Problem requirements ▸
Going through the data below, please show each line containing the string "Value".

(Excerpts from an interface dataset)
<<<<

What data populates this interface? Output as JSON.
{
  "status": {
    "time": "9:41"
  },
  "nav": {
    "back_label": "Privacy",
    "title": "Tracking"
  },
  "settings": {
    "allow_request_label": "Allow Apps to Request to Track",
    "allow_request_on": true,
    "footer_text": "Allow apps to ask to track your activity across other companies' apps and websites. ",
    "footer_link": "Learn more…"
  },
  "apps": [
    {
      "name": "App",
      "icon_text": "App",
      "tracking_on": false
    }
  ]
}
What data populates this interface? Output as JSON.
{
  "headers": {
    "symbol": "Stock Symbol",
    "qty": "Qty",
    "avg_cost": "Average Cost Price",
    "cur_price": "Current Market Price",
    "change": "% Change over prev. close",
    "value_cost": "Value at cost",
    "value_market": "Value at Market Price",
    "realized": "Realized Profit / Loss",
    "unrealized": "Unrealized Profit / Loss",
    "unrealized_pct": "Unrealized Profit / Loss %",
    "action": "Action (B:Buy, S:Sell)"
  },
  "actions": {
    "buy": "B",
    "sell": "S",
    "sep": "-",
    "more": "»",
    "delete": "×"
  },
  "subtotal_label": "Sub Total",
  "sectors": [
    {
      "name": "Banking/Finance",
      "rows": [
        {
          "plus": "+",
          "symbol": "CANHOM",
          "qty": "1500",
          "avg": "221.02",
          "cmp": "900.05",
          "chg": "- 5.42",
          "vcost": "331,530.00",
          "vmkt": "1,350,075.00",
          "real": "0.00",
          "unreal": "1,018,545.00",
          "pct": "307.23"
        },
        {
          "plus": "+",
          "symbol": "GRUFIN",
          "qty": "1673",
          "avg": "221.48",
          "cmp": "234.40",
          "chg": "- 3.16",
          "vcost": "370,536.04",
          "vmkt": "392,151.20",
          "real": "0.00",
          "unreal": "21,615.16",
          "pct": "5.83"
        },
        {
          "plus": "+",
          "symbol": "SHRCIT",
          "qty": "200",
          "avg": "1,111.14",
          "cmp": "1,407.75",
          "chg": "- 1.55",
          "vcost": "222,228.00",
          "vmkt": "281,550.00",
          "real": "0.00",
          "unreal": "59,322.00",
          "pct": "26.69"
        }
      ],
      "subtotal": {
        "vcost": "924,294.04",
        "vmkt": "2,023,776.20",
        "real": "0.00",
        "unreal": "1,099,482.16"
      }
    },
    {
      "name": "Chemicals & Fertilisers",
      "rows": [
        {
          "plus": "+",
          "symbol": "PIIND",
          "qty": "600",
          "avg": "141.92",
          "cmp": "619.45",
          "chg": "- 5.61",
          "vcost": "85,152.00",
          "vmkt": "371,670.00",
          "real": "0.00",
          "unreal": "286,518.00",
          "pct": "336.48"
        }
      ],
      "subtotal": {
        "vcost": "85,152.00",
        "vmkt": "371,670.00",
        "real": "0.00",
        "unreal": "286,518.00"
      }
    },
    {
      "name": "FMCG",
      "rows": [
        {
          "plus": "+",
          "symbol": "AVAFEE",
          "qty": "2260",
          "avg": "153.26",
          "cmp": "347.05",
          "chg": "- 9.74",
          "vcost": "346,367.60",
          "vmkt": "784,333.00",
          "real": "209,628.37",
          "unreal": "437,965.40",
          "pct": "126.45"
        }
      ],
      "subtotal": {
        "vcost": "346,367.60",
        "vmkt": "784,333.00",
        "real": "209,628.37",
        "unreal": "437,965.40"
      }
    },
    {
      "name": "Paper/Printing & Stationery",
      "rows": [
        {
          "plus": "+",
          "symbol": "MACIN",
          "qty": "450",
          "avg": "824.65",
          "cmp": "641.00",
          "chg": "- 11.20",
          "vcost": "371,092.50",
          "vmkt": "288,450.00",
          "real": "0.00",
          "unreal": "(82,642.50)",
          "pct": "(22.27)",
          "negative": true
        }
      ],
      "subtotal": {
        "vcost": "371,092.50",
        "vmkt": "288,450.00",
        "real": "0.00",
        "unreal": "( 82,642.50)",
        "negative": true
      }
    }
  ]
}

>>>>

Exercise output ▸
    "value_cost": "Value at cost",
    "value_market": "Value at Market Price",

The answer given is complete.